A story in last Thursday’s Washington Post, “Compounding pharmacies have been linked to death, illnesses and safety failures for years,”investigated the track records at three large-scale compounding facilities, two of which compound and repackage sterile medications for hospitals.
Like many stories in the months since the October 2012 meningitis outbreak, this one emphasizes a lack of oversight of compounding pharmacies. The story gives less attention, however, to such facilities’ role in the health care system; practical reasons these facilities don’t adhere to the same regulations as drug manufacturers; and feasible solutions to undeniable problems.
“Sterile compounding pharmacies meet a very practical need of smaller hospitals by aggregating demand and meeting all patient safety requirements,” said Thomas E. Menighan, BSPharm, MBA, ScD (Hon), FAPhA, APhA Executive Vice President and CEO. “There is little disagreement in the pharmacy profession that greater clarity and regulatory oversight are important to protect public health as the primary objective.”
“It’s not a question of if we need [outside compounding facilities]. It’s a question of how we apply the oversight,” said Cynthia Reilly, BSPharm, Director of the Medication Safety and Quality Division of the American Society of Health-System Pharmacists (ASHP).
That’s “the million-dollar question,” Reilly said. “Should these facilities comply with USP [United States Pharmacopeia] <797> or something more like current Good Manufacturing Practices? I don’t think we have all the answers for that yet, but there is a sense that more oversight will be needed on a federal level.”
As described in the Post, hospitals came to outsource sterile compounding after new safety standards proved to be extremely costly.
USP <797> standards require, first, that sterile compounding take place in a clean room—a controlled environment that, when used and maintained correctly, ensures sterile medications remain so. Standards also include environmental testing and specially trained personnel. Hospitals that fail to comply risk lawsuits and loss of accreditation.
Many hospitals find it more cost-effective to outsource sterile compounding—which includes, for example, the preparation of I.V. solutions—to companies whose sole enterprise is sterile compounding than to invest hospital dollars in building, staffing, and maintaining their own clean room.
“A lot of the reason that people turn to external companies is the standards set in USP <797>,” Reilly told pharmacist.com. “You can’t just set up a USP <797>–compliant clean room. It’s physically and financially a challenge, so there is a place for external compounders who have dedicated resources to prepare these products.”
While recent scrutiny of compounding facilities may push some large hospitals to reconsider outsourcing, smaller hospitals are likely to remain reliant on the facilities.
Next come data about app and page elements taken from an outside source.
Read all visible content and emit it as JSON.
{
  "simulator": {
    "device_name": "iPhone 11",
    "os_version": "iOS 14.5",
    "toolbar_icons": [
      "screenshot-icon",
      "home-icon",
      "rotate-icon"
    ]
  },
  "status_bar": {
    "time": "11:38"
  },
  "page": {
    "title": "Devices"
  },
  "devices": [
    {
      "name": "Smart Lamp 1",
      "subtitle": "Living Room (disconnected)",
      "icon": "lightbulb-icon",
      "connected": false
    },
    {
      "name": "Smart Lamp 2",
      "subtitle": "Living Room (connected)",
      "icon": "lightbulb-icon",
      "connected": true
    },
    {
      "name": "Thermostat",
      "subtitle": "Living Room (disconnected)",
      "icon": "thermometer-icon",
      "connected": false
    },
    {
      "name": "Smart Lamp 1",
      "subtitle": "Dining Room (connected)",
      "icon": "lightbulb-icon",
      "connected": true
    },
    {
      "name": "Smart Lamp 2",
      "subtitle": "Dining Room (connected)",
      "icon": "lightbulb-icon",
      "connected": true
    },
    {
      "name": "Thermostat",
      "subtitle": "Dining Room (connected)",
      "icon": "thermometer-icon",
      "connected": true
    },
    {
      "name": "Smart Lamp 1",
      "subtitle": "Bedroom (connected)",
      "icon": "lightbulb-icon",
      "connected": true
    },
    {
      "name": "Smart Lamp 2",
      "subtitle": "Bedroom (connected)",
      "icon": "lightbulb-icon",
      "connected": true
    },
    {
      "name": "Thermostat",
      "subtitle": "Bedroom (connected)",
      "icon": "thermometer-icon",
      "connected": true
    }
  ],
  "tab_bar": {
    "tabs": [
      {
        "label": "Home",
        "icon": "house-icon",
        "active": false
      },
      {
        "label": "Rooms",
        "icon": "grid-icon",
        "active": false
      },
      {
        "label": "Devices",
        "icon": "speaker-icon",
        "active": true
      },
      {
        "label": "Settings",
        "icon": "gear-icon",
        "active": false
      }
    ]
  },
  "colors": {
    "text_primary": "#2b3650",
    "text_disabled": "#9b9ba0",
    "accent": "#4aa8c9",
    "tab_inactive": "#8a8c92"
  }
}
“A small critical-access hospital may not have a pharmacist at night. Outsourcing to a company that is professional and for whom compounding is really their bread and butter may be safer than asking a nurse to prepare something that they don’t normally compound,” said Garrett Eggers, PharmD, who manages inpatient pharmacy operations at Cleveland Clinic.
“For large institutions equipped to do this like the Cleveland Clinic, compounding in-house may be a better option,” he added. “That’s where you have to do a cost-benefit analysis.”
Many hospitals struggle to meet safety standards, according to a 2012 survey on USP <797> compliance in Pharmacy Purchasing & Products. While hospital respondents were found to be 76% compliant overall, a number failed to meet some individual <797> requirements. Tests that ensure staff can don latex gloves without contaminating them occurred at less than half of hospitals. Filter integrity tests were conducted at just 16.7%.
Compounding facilities are not required to test their products in the same way that major manufacturers do because they don't make the same products.
While pharmaceutical manufacturers make mass quantities of drugs that may not expire for 2 years, compounding facilities may produce a single dose of a drug at a time with a shelf life ranging from several hours to months depending on the drug and the formulation.
“If you’re going to do a 14-day sterility test on every single lot of such small batch sizes, you could end up making twice as many doses and reducing the shelf life significantly while you wait for results,” said Mike Koch, BSPharm, MBA, Vice President for Marketing and Support Services at Central Admixture Pharmacy Services (CAPS)—one of the biggest suppliers of outsourced sterile products in the United States. “We use sterility testing in combination with other tests, such as container closure integrity testing and comprehensive clean room and employee environmental monitoring, to prove our processes are capable and in control.”
CAPS was identified in the Post article as being under investigation at its Massachusetts facility by FDA.
There is a nationwide effort to better regulate and understand the activities within compounding pharmacy. What these regulations will look like remains to be seen.
A number of proposals, such as Rep. Ed Markey’s (D-MA) proposed Verifying Legality and Authority in Drug Compounding Act (H.R. 6584), acknowledge the need to distinguish small community compounders—those dispensing directly to individual patients—from large facilities dispensing to hospitals and across state lines, which some consider manufacturing.
“The line has become blurred between compounding and manufacturing,” Eggers said. “Once that line is drawn, the manufacturing side needs to be regulated by the FDA, and if you fall on the compounding side, holding those sites to USP <797>, having more frequent inspections and tighter regulations is important to make sure that the level of quality is there.”